Caterpillar outbreak's impact on Calgary trees primarily cosmetic (for now)
An unexpected leafroller caterpillar infestation in Calgary and surrounding communities has left aspen trees with curled leaves covered in bite marks but arborists predict the damage will be short-lived.
“We’re seeing quite an infestation of caterpillars, more than we usually see in the spring,” said Codie Anderson, a board certified master arborist and ArborCare Tree Service manager. “It’s not uncommon to have the occasional outbreak but this type of citywide, or even beyond the city, is really quite heavy, quite unusual.”
“We were expecting a lighter year for insects after the winter that we had but then spring was beautiful, it was the perfect conditions for all the plants to catch up and for all the insects to catch up and they’ve really done it.”
Anderson says leafroller caterpillars turn leaves into makeshift cocoons where they pupate and become moths. “It keeps them pretty safe from most things. Even the sprays, once you get to the stage where everything’s rolled up, are less effective.”
The caterpillars are doing significant damage to native aspen stands in the wild this year but the damaged leaves that fall to the ground are beneficial and promote future growth. Homeowners may be disappointed by the cosmetic damage to their aspen trees but Anderson expects the trees will fully recover in the coming years assuming the cyclical nature of caterpillar infestations returns.
“In the residential landscape, it will range from a few rolled up leaves to all of the leaves gone off of your trees,” explained Anderson. “We can hope that this is a one off, we have this outbreak and it goes away. If it’s happening year after year, we can forecast a problem for the aspen stands. Predispose them to other insects, to diseases and just general decline.”
Anderson says there are steps homeowners can take to minimize the damage of caterpillars.
“Your best time to act is sooner than now, in fact before the leaves come out. A spray with a horticultural oil will take care of the eggs which have been laid on the branch in the fall. If you missed that window, you have a short time when the leaves come out to catch them with a spray. There are various things you can use. The best ones are biological, not gonna hurt mammals or birds. The caterpillar eats the leaf, that’s the end of the caterpillar.”
The leafrollers are not expected to inflict much more damage on the aspens in the Calgary-area this year. “We’re almost at the end of the season” said Anderson. “They’re done with what they’re going to do and will move on and become a moth, live out the cycle and lay more eggs and start again next year.”

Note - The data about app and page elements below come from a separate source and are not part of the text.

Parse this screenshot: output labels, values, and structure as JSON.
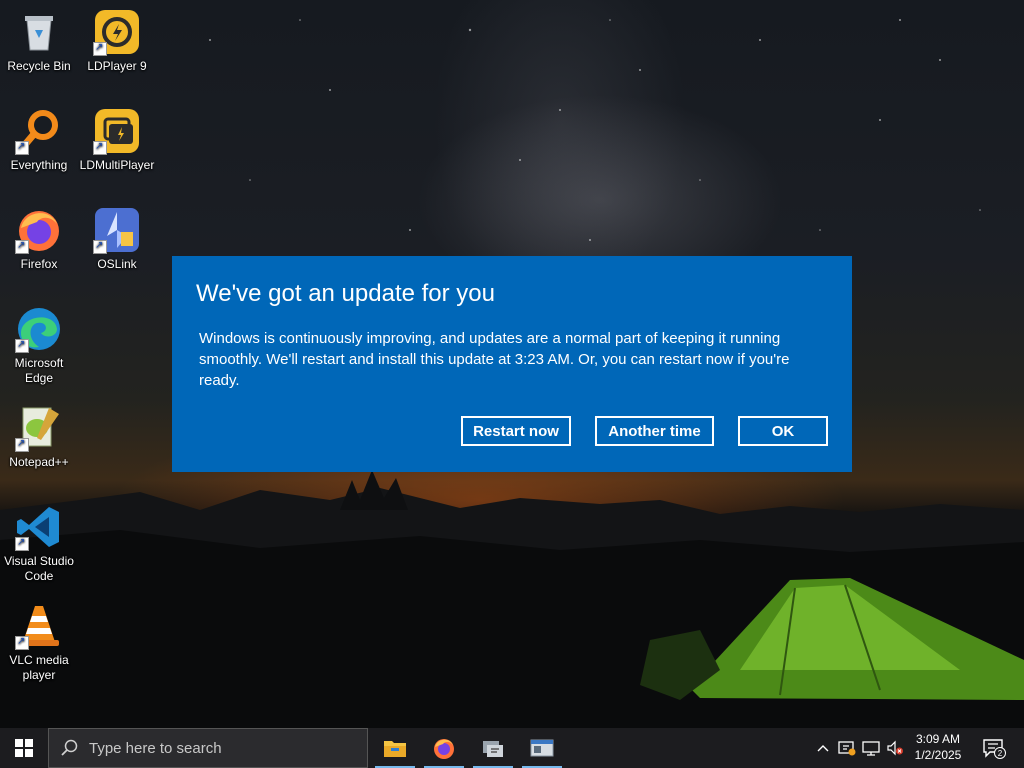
{
  "desktop": {
    "icons": [
      {
        "label": "Recycle Bin",
        "icon": "recycle-bin-icon"
      },
      {
        "label": "LDPlayer 9",
        "icon": "ldplayer-icon"
      },
      {
        "label": "Everything",
        "icon": "everything-icon"
      },
      {
        "label": "LDMultiPlayer",
        "icon": "ldmultiplayer-icon"
      },
      {
        "label": "Firefox",
        "icon": "firefox-icon"
      },
      {
        "label": "OSLink",
        "icon": "oslink-icon"
      },
      {
        "label": "Microsoft Edge",
        "icon": "edge-icon"
      },
      {
        "label": "Notepad++",
        "icon": "notepadpp-icon"
      },
      {
        "label": "Visual Studio Code",
        "icon": "vscode-icon"
      },
      {
        "label": "VLC media player",
        "icon": "vlc-icon"
      }
    ]
  },
  "dialog": {
    "title": "We've got an update for you",
    "message": "Windows is continuously improving, and updates are a normal part of keeping it running smoothly. We'll restart and install this update at 3:23 AM. Or, you can restart now if you're ready.",
    "buttons": {
      "restart": "Restart now",
      "another": "Another time",
      "ok": "OK"
    },
    "color": "#0067b8"
  },
  "taskbar": {
    "search_placeholder": "Type here to search",
    "apps": [
      "file-explorer-icon",
      "firefox-icon",
      "app-icon",
      "window-app-icon"
    ],
    "tray_icons": [
      "chevron-up-icon",
      "security-icon",
      "network-icon",
      "volume-muted-icon"
    ],
    "time": "3:09 AM",
    "date": "1/2/2025",
    "notification_count": "2"
  }
}
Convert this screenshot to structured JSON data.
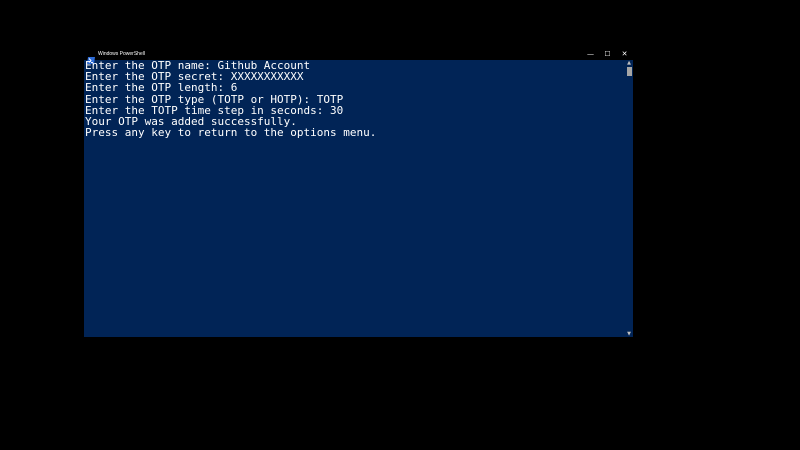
{
  "window": {
    "title": "Windows PowerShell",
    "controls": {
      "minimize": "—",
      "maximize": "☐",
      "close": "✕"
    }
  },
  "console": {
    "lines": [
      "Enter the OTP name: Github Account",
      "Enter the OTP secret: XXXXXXXXXXX",
      "Enter the OTP length: 6",
      "Enter the OTP type (TOTP or HOTP): TOTP",
      "Enter the TOTP time step in seconds: 30",
      "Your OTP was added successfully.",
      "Press any key to return to the options menu."
    ]
  },
  "scrollbar": {
    "up": "▲",
    "down": "▼"
  },
  "colors": {
    "background": "#012456",
    "text": "#ffffff",
    "titlebar": "#000000"
  }
}
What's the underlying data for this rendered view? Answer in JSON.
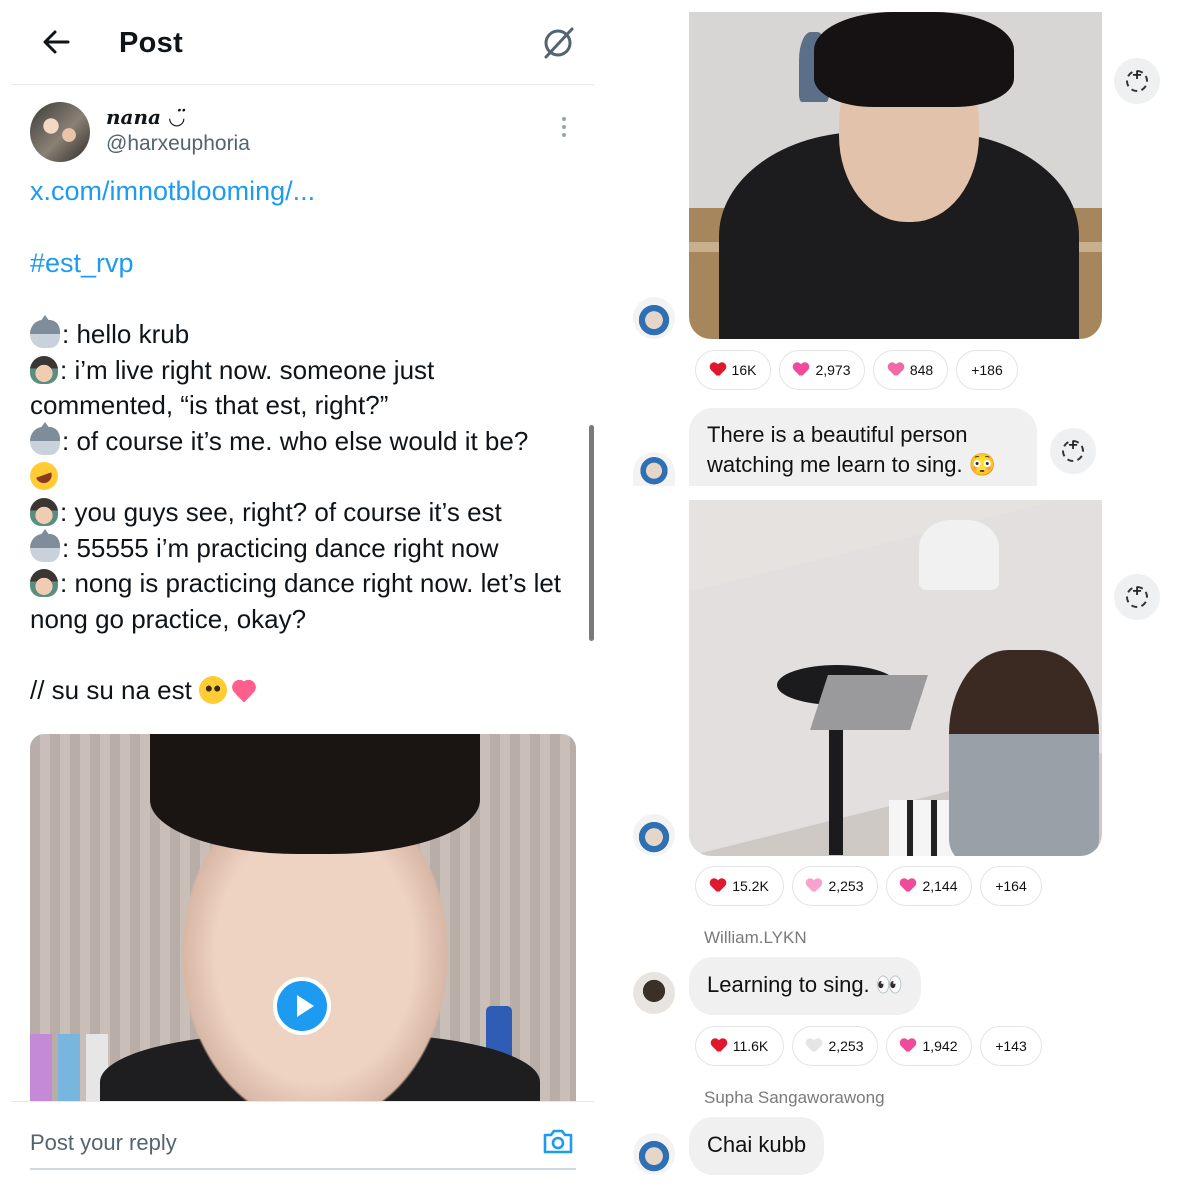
{
  "left": {
    "header": {
      "title": "Post"
    },
    "post": {
      "display_name": "nana ◡̈",
      "handle": "@harxeuphoria",
      "link": "x.com/imnotblooming/...",
      "hashtag": "#est_rvp",
      "lines": [
        {
          "icon": "shark-emoji",
          "text": ": hello krub"
        },
        {
          "icon": "man-emoji",
          "text": ": i’m live right now. someone just commented, “is that est, right?”"
        },
        {
          "icon": "shark-emoji",
          "text": ": of course it’s me. who else would it be?"
        },
        {
          "icon": "rofl-emoji",
          "text": ""
        },
        {
          "icon": "man-emoji",
          "text": ": you guys see, right? of course it’s est"
        },
        {
          "icon": "shark-emoji",
          "text": ": 55555 i’m practicing dance right now"
        },
        {
          "icon": "man-emoji",
          "text": ": nong is practicing dance right now. let’s let nong go practice, okay?"
        }
      ],
      "signoff": "// su su na est"
    },
    "reply": {
      "placeholder": "Post your reply"
    }
  },
  "right": {
    "bubble1": "There is a beautiful person watching me learn to sing. 😳",
    "reactions1": [
      {
        "heart": "#e0182d",
        "count": "16K"
      },
      {
        "heart": "#f04a9a",
        "count": "2,973"
      },
      {
        "heart": "#f06aa6",
        "count": "848"
      },
      {
        "heart": "",
        "count": "+186"
      }
    ],
    "reactions2": [
      {
        "heart": "#e0182d",
        "count": "15.2K"
      },
      {
        "heart": "#f7a3cc",
        "count": "2,253"
      },
      {
        "heart": "#f04a9a",
        "count": "2,144"
      },
      {
        "heart": "",
        "count": "+164"
      }
    ],
    "author1": "William.LYKN",
    "bubble2": "Learning to sing. 👀",
    "reactions3": [
      {
        "heart": "#e0182d",
        "count": "11.6K"
      },
      {
        "heart": "#e5e5e5",
        "count": "2,253"
      },
      {
        "heart": "#f04a9a",
        "count": "1,942"
      },
      {
        "heart": "",
        "count": "+143"
      }
    ],
    "author2": "Supha Sangaworawong",
    "bubble3": "Chai kubb"
  },
  "colors": {
    "link": "#1d9bf0",
    "text": "#0f1419",
    "muted": "#536471"
  }
}
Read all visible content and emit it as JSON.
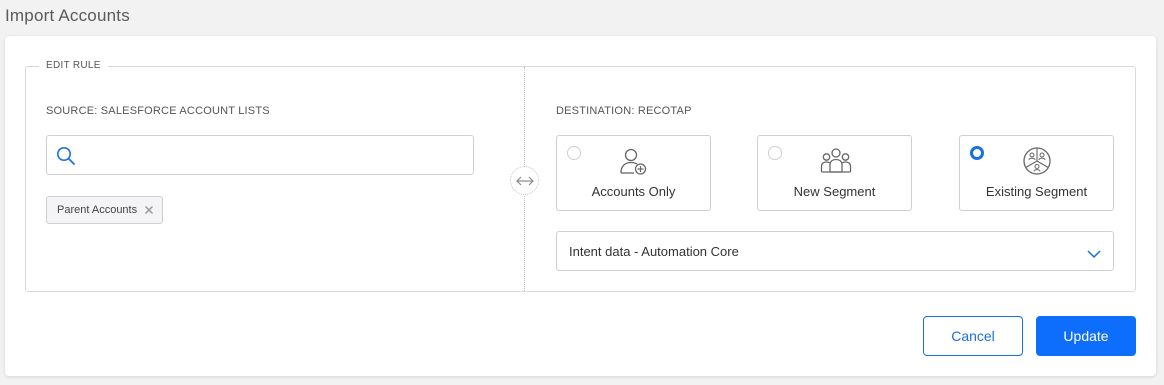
{
  "page": {
    "title": "Import Accounts"
  },
  "edit_rule": {
    "legend": "EDIT RULE",
    "source": {
      "label": "SOURCE: SALESFORCE ACCOUNT LISTS",
      "search": {
        "value": "",
        "placeholder": "",
        "icon": "search-icon"
      },
      "selected_chips": [
        {
          "label": "Parent Accounts"
        }
      ]
    },
    "swap_icon": "swap-arrows-icon",
    "destination": {
      "label": "DESTINATION: RECOTAP",
      "options": [
        {
          "label": "Accounts Only",
          "icon": "add-user-icon",
          "selected": false
        },
        {
          "label": "New Segment",
          "icon": "group-icon",
          "selected": false
        },
        {
          "label": "Existing Segment",
          "icon": "segment-icon",
          "selected": true
        }
      ],
      "segment_select": {
        "value": "Intent data - Automation Core"
      }
    }
  },
  "actions": {
    "cancel": "Cancel",
    "update": "Update"
  },
  "colors": {
    "accent": "#0d6efd",
    "border": "#cfcfcf",
    "background": "#f2f2f2"
  }
}
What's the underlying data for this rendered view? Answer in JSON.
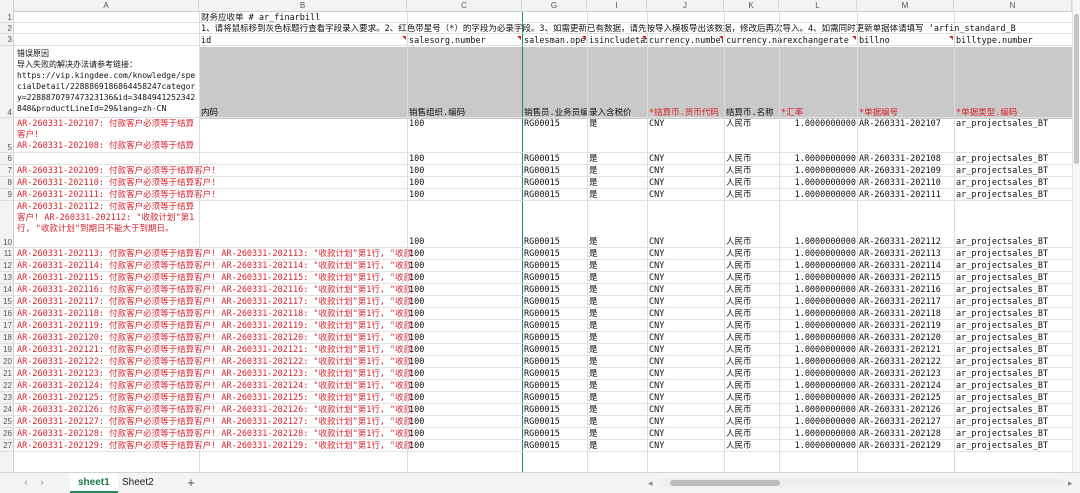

Anderson says the heavy presence of leafrollers in 2018 will likely result in ‘an awful lot of eggs next year’ but ‘a good spring frost next year could be the end of them’.
With files from CTV's Bill Macfarlane